NBER Program(s):Development Economics, Economic Fluctuations and Growth, Political Economy

This research establishes that the emergence, prevalence, recurrence, and severity of intrastate conflicts in the modern era reflect the long shadow of prehistory. Exploiting variations across national populations, it demonstrates that genetic diversity, as determined predominantly during the exodus of humans from Africa tens of thousands of years ago, has contributed significantly to the frequency, incidence, and onset of both overall and ethnic civil conflict over the last half-century, accounting for a large set of geographical and institutional correlates of conflict, as well as measures of economic development. Furthermore, the analysis establishes the significant contribution of genetic diversity to the intensity of social unrest and to the incidence of intragroup factional conflict. These findings arguably reflect the contribution of genetic diversity to the degree of fractionalization and polarization across ethnic, linguistic, and religious groups in the national population; the adverse influence of genetic diversity on interpersonal trust and cooperation; the contribution of genetic diversity to divergence in preferences for public goods and redistributive policies; and the potential impact of genetic diversity on economic inequality within a society.

download in pdf format
   (783 K)

email paper

Machine-readable bibliographic record - MARC, RIS, BibTeX

Document Object Identifier (DOI): 10.3386/w21079

Users who downloaded this paper also downloaded* these:
Aizenman, Jinjarak, and Park w20917 Financial Development and Output Growth in Developing Asia and Latin America: A Comparative Sectoral Analysis
McCaig, McMillan, Verduzco-Gallo, and Jefferis w21029 Stuck in the Middle? Structural Change and Productivity Growth in Botswana
Michalopoulos and Papaioannou w20513 On the Ethnic Origins of African Development Chiefs and Pre-colonial Political Centralization
Meyer and Mittag w20509 Misclassification in Binary Choice Models
Buera, Kaboski, and Shin w21107 Entrepreneurship and Financial Frictions: A Macro-Development Perspective
 
Publications
Activities
Meetings
NBER Videos
Themes
Data
People
About

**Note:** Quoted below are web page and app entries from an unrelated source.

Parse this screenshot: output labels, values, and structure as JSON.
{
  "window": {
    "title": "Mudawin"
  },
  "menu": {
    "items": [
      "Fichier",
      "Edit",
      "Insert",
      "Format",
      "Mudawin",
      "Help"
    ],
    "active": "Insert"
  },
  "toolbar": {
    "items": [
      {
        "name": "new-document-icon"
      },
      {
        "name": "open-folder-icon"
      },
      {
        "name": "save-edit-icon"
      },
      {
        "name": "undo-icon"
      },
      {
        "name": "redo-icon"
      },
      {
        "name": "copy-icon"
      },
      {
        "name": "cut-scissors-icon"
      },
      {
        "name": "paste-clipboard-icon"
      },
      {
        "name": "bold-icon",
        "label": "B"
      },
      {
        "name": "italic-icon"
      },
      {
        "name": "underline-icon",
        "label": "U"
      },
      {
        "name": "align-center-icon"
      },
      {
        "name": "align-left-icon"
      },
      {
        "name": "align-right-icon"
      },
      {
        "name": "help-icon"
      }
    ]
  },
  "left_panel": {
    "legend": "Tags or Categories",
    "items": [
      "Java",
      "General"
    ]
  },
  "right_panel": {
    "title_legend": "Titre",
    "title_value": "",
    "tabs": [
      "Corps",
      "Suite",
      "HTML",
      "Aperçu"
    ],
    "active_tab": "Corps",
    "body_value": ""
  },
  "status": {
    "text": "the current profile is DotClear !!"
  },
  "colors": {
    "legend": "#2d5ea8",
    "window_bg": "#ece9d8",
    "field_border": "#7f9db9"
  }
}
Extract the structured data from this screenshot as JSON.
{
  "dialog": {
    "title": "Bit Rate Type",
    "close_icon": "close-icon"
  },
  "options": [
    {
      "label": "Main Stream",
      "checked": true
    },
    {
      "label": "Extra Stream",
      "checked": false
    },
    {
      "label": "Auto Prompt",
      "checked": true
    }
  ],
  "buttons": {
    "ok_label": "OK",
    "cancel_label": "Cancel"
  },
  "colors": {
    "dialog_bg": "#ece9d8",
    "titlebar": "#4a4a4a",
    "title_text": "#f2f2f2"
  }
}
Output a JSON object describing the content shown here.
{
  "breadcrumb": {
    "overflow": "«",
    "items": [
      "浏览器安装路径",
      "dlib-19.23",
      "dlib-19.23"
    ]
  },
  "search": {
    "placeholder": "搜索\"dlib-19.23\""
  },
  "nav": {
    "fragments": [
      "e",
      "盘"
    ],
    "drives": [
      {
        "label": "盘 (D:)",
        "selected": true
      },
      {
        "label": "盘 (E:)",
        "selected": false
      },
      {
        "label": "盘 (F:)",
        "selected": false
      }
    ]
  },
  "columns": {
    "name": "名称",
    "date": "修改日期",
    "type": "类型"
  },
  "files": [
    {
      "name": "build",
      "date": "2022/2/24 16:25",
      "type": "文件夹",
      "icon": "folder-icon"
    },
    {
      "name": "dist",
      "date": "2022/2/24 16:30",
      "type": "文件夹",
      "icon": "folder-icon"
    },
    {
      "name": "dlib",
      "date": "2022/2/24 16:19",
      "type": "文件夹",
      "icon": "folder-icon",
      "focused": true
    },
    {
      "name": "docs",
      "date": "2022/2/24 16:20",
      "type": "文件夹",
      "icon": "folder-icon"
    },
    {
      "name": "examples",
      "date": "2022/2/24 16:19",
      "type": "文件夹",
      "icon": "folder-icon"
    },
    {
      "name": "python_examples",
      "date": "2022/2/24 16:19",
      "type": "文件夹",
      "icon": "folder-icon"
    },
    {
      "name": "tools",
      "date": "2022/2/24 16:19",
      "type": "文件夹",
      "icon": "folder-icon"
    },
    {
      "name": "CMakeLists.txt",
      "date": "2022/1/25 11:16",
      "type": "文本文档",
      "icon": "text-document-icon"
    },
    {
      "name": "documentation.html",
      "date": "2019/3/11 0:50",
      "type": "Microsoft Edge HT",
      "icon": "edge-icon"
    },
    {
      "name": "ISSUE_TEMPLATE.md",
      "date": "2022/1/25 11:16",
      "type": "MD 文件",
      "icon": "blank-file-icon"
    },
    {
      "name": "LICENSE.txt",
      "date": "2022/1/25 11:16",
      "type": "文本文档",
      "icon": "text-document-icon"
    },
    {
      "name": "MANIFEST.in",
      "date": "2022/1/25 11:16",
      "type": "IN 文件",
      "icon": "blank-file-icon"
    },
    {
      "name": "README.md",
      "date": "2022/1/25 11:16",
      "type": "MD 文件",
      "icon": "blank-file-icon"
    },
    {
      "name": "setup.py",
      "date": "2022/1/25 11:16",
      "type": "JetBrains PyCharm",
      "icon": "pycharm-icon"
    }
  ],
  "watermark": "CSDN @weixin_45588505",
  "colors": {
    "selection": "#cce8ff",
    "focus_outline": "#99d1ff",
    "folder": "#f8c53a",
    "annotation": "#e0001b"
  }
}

National Bureau of Economic Research, 1050 Massachusetts Ave., Cambridge, MA 02138; 617-868-3900; email: info@nber.org

Contact Us